== Your assignment ==
Write down nothing except how many lines in the entries contain "bubble".

(Dataset entries)

---

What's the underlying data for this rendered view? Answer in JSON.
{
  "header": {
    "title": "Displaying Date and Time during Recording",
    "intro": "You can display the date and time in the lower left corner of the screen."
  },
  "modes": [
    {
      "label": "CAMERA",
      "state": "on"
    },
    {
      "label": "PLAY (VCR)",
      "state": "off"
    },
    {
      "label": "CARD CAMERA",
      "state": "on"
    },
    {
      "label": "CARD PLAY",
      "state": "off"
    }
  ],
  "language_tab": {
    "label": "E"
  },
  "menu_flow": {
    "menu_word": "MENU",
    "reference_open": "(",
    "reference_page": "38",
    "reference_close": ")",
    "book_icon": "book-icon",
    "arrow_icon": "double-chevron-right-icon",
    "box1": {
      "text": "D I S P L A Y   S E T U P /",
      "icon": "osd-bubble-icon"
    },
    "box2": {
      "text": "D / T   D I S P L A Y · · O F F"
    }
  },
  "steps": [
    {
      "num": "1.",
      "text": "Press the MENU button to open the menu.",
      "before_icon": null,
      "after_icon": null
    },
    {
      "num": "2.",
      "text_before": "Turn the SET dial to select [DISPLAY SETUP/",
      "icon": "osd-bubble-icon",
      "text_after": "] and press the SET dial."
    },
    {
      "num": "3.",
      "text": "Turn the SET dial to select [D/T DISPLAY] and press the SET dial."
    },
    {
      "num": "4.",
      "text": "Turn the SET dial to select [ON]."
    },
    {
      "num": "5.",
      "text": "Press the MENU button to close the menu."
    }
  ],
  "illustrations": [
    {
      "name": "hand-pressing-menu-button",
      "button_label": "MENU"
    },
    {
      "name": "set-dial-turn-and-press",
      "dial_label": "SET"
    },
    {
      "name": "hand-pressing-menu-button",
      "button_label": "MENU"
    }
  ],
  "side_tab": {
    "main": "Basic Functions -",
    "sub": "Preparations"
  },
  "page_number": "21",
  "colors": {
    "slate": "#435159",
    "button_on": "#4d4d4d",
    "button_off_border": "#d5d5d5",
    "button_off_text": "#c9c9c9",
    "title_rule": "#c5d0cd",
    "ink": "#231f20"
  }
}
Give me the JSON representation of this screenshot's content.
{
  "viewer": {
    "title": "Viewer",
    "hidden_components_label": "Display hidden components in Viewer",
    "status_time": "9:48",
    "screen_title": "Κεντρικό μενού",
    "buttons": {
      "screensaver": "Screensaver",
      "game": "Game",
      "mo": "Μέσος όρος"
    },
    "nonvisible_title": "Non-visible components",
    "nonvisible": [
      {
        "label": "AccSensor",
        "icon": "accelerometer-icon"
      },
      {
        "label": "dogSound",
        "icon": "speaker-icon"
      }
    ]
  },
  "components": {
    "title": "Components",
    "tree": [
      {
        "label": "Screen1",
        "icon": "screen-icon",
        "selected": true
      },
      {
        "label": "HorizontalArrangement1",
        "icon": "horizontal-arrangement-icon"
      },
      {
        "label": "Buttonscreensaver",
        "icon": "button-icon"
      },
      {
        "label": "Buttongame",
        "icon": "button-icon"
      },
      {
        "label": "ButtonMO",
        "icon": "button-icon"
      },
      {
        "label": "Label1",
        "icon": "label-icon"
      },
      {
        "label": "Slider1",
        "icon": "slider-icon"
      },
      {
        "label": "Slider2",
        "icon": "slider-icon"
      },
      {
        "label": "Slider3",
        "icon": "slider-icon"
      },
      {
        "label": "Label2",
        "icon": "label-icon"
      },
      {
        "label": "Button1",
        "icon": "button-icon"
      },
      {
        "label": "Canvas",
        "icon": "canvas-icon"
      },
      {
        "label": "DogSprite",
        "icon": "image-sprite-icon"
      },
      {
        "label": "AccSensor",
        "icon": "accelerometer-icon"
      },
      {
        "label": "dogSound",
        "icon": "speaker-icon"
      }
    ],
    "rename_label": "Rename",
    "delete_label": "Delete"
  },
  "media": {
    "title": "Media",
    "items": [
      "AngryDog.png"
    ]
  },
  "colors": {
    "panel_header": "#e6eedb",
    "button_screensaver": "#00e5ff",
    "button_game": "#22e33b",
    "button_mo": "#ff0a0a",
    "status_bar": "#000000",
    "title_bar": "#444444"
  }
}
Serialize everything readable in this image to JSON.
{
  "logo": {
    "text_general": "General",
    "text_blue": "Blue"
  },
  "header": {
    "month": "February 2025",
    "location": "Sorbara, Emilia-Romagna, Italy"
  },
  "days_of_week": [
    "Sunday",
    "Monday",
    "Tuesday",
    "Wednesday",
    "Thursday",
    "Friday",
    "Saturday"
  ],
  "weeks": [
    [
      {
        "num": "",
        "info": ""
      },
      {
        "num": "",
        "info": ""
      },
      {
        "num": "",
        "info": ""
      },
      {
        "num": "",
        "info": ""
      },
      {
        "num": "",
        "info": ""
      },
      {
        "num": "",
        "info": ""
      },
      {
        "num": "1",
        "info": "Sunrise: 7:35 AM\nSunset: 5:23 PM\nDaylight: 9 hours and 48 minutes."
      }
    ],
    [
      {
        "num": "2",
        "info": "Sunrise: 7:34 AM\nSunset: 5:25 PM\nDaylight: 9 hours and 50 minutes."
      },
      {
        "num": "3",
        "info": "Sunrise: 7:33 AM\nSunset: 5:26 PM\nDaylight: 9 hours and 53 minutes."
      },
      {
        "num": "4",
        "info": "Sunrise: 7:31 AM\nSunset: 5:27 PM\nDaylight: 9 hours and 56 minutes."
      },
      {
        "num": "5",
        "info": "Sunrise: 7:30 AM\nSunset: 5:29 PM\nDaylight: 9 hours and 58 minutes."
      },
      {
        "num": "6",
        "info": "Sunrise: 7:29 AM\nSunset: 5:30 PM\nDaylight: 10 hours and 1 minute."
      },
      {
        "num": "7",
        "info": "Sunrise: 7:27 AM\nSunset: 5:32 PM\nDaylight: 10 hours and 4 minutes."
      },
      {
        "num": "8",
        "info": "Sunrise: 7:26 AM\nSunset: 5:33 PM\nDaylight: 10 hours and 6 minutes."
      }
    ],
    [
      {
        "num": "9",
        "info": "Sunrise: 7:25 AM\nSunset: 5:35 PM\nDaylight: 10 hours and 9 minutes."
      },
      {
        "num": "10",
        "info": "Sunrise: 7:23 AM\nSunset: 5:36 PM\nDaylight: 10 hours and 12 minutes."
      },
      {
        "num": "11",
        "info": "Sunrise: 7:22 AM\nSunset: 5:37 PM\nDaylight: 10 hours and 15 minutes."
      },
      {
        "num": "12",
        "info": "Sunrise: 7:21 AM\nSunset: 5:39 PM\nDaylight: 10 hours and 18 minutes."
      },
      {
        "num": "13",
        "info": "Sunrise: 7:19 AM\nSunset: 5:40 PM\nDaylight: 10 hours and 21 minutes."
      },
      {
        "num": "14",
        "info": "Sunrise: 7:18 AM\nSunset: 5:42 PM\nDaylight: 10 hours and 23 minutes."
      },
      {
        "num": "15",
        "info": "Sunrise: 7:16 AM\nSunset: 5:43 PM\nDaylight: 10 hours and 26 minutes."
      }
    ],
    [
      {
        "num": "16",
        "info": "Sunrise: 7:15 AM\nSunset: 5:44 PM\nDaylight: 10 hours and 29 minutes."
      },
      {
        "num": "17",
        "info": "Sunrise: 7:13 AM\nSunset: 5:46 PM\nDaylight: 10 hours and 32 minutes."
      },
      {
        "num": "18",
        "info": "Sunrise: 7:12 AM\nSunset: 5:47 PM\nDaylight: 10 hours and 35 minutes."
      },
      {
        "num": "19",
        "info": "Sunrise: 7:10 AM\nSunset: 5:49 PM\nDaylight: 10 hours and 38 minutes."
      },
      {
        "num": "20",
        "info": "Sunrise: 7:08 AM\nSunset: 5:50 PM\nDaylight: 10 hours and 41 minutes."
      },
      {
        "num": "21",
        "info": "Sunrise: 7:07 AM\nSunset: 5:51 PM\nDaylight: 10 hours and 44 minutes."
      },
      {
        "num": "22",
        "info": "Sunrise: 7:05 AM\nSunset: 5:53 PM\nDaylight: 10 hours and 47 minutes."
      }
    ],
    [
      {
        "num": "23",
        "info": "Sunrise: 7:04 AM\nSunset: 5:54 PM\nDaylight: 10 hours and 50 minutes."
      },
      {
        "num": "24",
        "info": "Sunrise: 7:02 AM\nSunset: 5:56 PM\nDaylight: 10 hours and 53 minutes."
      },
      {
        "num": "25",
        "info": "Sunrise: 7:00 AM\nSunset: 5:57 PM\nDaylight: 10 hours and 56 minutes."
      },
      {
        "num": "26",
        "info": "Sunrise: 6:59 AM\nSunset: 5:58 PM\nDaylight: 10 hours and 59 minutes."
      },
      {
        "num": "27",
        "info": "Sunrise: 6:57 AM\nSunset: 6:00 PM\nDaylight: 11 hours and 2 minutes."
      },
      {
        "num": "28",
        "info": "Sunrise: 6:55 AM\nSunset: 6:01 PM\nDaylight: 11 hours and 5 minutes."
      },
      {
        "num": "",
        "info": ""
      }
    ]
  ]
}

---

== Response for this exercise ==
2